Although the present invention has been described in detail, those skilled in the art should understand that they can make various changes, substitutions and alterations herein without departing from the spirit and scope of the invention in its broadest form.

Patent Citations
Cited PatentFiling datePublication dateApplicantTitle
US5007848 *Aug 3, 1989Apr 16, 1991Lee Chiu ShanMultipurpose safety receptacle
US5311408 *Apr 29, 1993May 10, 1994Tandem Computers, IncorporatedElectronic assembly with improved grounding and EMI shielding
Referenced by
Citing PatentFiling datePublication dateApplicantTitle
US6846986 *Nov 7, 2003Jan 25, 2005Intel CorporationOptical module ground strip
US6957968 *Aug 20, 2004Oct 25, 2005Arlington Industries, Inc.Snap engagement electrical fitting with flangeless body
US7731524 *Apr 21, 2008Jun 8, 2010International Business Machines CorporationBlind docking electrical connector
US7733658 *May 15, 2007Jun 8, 2010Perkins Technical Services, Inc.Integrated power supply and platform for military radio
DE102013104006B3 *Apr 19, 2013Jul 31, 2014Unger Kabel-Konfektionstechnik GmbH & Co. KGSchutzleiterkontaktiersystem
Classifications
U.S. Classification439/101, 439/92, 361/727
International ClassificationH05K7/14, H01R4/64, H01R13/655
Cooperative ClassificationH05K7/1454, H01R4/64, H01R13/655
European ClassificationH01R13/655, H05K7/14G4B, H01R4/64
Legal Events
DateCodeEventDescription
Sep 16, 2003FPExpired due to failure to pay maintenance fee
Effective date: 20030720
Jul 21, 2003LAPSLapse for failure to pay maintenance fees
Feb 5, 2003REMIMaintenance fee reminder mailed
Feb 12, 1997ASAssignment
Owner name: LUCENT TECHNOLOGES INC., NEW JERSEY

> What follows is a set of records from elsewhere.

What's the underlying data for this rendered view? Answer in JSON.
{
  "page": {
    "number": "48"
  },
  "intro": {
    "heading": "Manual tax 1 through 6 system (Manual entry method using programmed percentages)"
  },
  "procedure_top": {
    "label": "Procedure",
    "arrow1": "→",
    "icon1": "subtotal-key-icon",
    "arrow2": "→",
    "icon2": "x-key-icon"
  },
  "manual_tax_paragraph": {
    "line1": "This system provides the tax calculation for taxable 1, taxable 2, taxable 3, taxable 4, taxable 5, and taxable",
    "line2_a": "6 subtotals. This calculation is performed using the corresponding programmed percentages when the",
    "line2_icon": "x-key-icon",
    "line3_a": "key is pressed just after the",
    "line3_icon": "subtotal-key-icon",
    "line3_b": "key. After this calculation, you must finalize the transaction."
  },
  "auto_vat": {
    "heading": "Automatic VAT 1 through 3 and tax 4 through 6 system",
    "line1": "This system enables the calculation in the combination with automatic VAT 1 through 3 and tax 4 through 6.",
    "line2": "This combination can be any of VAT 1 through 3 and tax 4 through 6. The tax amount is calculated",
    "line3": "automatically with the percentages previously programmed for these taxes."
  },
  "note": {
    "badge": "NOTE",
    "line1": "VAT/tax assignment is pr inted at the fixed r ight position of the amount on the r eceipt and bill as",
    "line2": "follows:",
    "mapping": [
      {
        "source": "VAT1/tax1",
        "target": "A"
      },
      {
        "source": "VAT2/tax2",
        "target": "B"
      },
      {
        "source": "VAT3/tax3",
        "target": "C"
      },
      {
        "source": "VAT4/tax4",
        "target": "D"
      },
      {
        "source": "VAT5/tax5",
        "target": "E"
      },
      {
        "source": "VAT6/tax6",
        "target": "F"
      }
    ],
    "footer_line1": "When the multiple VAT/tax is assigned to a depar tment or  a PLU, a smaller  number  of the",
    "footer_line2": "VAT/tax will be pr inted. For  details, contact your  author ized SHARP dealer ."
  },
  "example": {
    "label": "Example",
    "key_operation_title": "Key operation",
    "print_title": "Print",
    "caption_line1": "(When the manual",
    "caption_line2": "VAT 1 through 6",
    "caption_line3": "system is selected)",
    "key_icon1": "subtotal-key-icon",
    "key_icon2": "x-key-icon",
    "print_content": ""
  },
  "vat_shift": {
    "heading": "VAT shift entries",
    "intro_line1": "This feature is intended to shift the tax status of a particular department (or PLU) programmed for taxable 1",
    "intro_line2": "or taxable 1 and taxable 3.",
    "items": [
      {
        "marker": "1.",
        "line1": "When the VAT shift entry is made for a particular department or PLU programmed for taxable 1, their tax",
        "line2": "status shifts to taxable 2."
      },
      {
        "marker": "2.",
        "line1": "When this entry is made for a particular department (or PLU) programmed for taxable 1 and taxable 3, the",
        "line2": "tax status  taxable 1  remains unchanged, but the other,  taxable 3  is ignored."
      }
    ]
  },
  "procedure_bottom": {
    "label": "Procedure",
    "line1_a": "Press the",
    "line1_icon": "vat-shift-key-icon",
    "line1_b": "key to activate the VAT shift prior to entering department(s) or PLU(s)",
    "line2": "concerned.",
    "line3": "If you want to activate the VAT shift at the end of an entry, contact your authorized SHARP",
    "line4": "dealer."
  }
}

Free format text: ASSIGNMENT OF ASSIGNORS INTEREST;ASSIGNORS:BYRNE, VINCENT M.;CARR, ROOSEVELT O.;MORAN, JAMES C.;ANDOTHERS;REEL/FRAME:008474/0943
Effective date: 19970207